I wasn’t very effective in stopping him – just tried to kick & push him with my legs into forward, and he finally did stop without a catastrophe. But how could I have handled this? Pulling back – as one instinctively does to stop – is obviously counter-productive. It seems to me that pulling his head around with one rein might cause him to fall. Does clasping the rein tightly at the neck work in this instance?
Thanks! This situation might not arise again, but I like to be prepared.


Answer: Janet,

You’re right! Pulling back on the reins when your horse is running backwards is not a good idea and will probably make the horse backup faster or rear. While forward motion is what you’d like to ask for, in this instance, because the horse is threatening to kick someone, it is more important to stop the backward movement immediately by disengaging the hindquarters.

There is a lot of information about disengagement and rein aids on my website; it is executed with the indirect rein behind the withers (a rein of opposition), by lifting the rein up and back toward your belly button or opposite shoulder. It will move the hip away from the rein aid and cause the horse to cross his hind legs and stop his impulsion. Although you might not want to use this technique if a horse were running forward and bolting, it is unlikely to make him fall or even stumble while backing.

When a horse is threatening to kick, the best solution is to turn the horse’s head toward the horse he wants to kick. When you turn toward, it makes the horse’s hip move away from whatever he is aiming at. So your solution is to disengage the horse’s hindquarter, in order to stop the horse’s impulsion, while turning the horse toward his intended target. When two horses threaten to go butt to butt, always bring their noses together.

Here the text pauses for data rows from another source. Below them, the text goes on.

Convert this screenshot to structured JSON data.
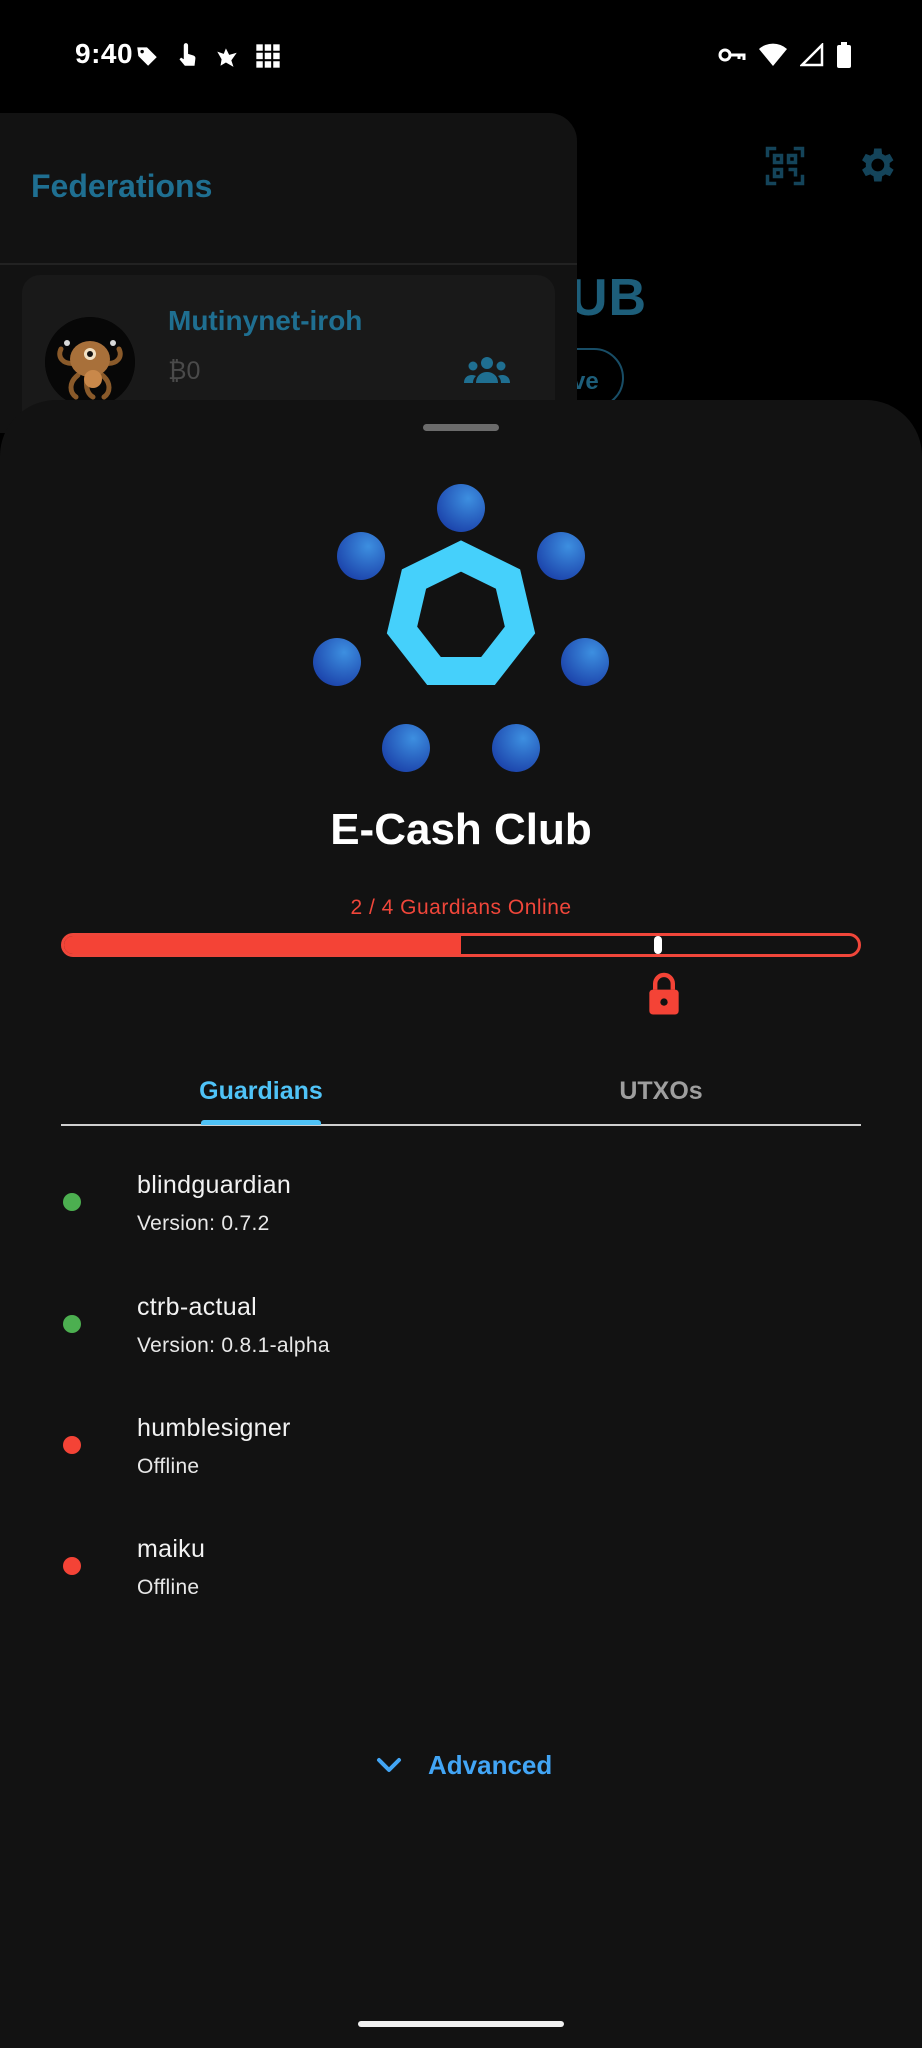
{
  "status_bar": {
    "time": "9:40",
    "icons": [
      "tag-icon",
      "touch-icon",
      "bird-icon",
      "grid-icon",
      "vpn-key-icon",
      "wifi-icon",
      "cellular-signal-icon",
      "battery-icon"
    ]
  },
  "background": {
    "drawer_title": "Federations",
    "federation": {
      "name": "Mutinynet-iroh",
      "balance": "₿0"
    },
    "title_fragment": "UB",
    "button_fragment": "ve",
    "icons": [
      "qr-scan-icon",
      "gear-icon",
      "group-icon"
    ]
  },
  "sheet": {
    "federation_name": "E-Cash Club",
    "guardians_online_text": "2 / 4 Guardians Online",
    "online_count": 2,
    "total_guardians": 4,
    "online_fraction": 0.5,
    "threshold_fraction": 0.75,
    "tabs": [
      {
        "label": "Guardians",
        "active": true
      },
      {
        "label": "UTXOs",
        "active": false
      }
    ],
    "guardians": [
      {
        "name": "blindguardian",
        "status": "Version: 0.7.2",
        "online": true
      },
      {
        "name": "ctrb-actual",
        "status": "Version: 0.8.1-alpha",
        "online": true
      },
      {
        "name": "humblesigner",
        "status": "Offline",
        "online": false
      },
      {
        "name": "maiku",
        "status": "Offline",
        "online": false
      }
    ],
    "advanced_label": "Advanced"
  },
  "colors": {
    "online": "#4caf50",
    "offline": "#f44336",
    "accent": "#4fc3f7",
    "link": "#42a5f5",
    "warning": "#f0463a"
  }
}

Your horse is extremely disobedient to act that way while being ridden. Horses need to be taught, in no uncertain terms, from day one of their interactions with humans, that when they are in-hand or under-saddle, they are absolutely forbidden from displaying any herd behaviors, especially acts of aggression. Toward this end, horses should never be allowed to fraternize or even move a nose in the direction of another horse when being ridden together. They are perfectly capable of understanding this rule, when it is strictly enforced.

In punishment for such a disobedient act, once I got him under control, I would have immediately taken him away form the group and tried to work the shoes right off his feet (hissing, spitting and growling at him all the while). My goal is for my horse to associate being ostracized from the herd and having to work hard with his aggressive actions. Like all training, timing is critical to get the horse to make the right association.
My guess is that you need to work on your horse’s manners both on the ground and in the saddle. Again, there are scores of articles on my website that will help you with all of these things.

Good luck!

Copyright ©Julie Goodnight 2000. All Rights Reserved. No part of this website may be reproduced without owner’s express consent.